We don’t need to tell you the Pacers are doing just fine without Danny Granger — they have the best record in the NBA (19-3) and knocked off the Miami Heat this week.
Yet with Granger, they either will improve or they will have a potential trade piece to shop around at the deadline (or both).
Granger originally said he expected to make his season debut for the Pacers this Friday, but now those plans have changed as he doesn’t feel ready, reports Scott Agnes of Pacers.com.
“I don’t like where I’m at with my timing and my rhythm and obviously my conditioning,” he said. “…I don’t feel like I’m ready yet. I dribbled the ball off my foot a couple times and just things where you haven’t [been] playing. Lost the ball in transition on a pass. My rhythm isn’t there yet.
“By all means, I could physically play, easily. Like I said, it’s more of a rhythm thing. When you’re playing at those type of speeds, you have to do it for a while to get used to doing it again.”
We’ve heard this same thing from other players lately — they don’t want to get on the court and not feel like they can do the things they expect to do. Still, as we have seen with both Derrick Rose (before the second injury) and Kobe Bryant there still is some rust you can’t shake off in practice.
After the Friday game against Charlotte the Pacers are off for the weekend, then face the Pistons on Monday before traveling to Miami for a rematch on Wednesday. A week from Friday the Houston Rockets come to Indiana.
Tony Parker revealed a plan nearly two years ago to play until he’s 38.
Coming off his worst season since his rookie year, the Spurs point guard is sticking to that goal.
Parker, via Marc J. Spears of Yahoo Sports:

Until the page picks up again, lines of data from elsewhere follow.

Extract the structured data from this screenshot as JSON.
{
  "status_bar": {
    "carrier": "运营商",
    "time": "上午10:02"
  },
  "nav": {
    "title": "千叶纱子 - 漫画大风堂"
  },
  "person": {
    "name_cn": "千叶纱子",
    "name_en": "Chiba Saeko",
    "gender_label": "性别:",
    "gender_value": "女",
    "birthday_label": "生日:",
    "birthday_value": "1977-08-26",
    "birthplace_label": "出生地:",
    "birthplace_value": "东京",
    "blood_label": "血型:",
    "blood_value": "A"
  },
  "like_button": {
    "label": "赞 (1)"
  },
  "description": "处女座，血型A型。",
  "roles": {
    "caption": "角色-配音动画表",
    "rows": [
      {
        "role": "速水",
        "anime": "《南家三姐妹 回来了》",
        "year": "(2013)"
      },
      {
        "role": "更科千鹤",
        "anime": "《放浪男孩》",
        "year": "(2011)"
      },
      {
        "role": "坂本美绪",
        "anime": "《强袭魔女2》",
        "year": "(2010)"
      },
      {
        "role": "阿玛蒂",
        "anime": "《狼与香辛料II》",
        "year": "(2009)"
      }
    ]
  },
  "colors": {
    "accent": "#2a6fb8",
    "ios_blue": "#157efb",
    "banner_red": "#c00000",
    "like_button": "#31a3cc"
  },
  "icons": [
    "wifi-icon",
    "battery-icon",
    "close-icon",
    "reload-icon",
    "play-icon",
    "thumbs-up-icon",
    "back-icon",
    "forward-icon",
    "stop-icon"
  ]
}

“The Spurs know I want to play until I’m 38,” Parker told Yahoo Sports in a recent phone interview. “That will be 20 seasons for me. That’s my goal. This year is No. 15. And if I’m lucky enough and I’m healthy, hopefully I can play 20 seasons and then I’ll be ready to retire.”
That seems pretty ambitious, no matter how you handle the conflicting math. (Parker is 33. If he plays 20 seasons, he’ll spend most of his final season at age 39 and turn 40 during the playoffs.)
Parker is already showing signs of slippage. Many of his key numbers were down last season, including ESPN’s real-plus minus, where he quietly slipped from 12th to 67th among point guards.
But Gregg Popovich is very liberal with resting his players, and Parker won’t have to carry too much of the load. Tim Duncan and Manu Ginobili will probably retire before Parker, but the Spurs will still have Kawhi Leonard and LaMarcus Aldridge.
I wouldn’t count on it, but it’s possible Parker lasts that long.
The Pelicans starting center, Omer Asik, is injured.
Their backup center, Alexis Ajinca, is injured.
Enter Greg Smith.
Scott Kushner of The Advocate:
Smith was part of the Rockets’ 2012-13 rotation, but otherwise, he has seen limited minutes in his four-year career with Houston and Dallas. In that small sample, he has looked alright. The 6-foot-10 24-year-old uses his big frame and massive hands to catch passes and finish efficiently near the rim. He has also become more disciplined defensively.
I wouldn’t be surprised if he makes the regular-season roster behind the 13 Pelicans with guaranteed salaries.
But it’s also possible New Orleans signed him just an extra preseason body. That’d beat relying too heavily on the aging Kendrick Perkins and undersized Jeff Adrien at center. Anthony Davis is the Pelicans’ best option at center with Asik and Ajinca sidelined (and maybe even with them healthy), but the biggest drawback to playing him there is the injury risk. If Davis is going to deal with the banging at center, might as well save it for games that count.
Still, even New Orleans plans to keep Smith only through the preseason, this at least gives him a chance to impress.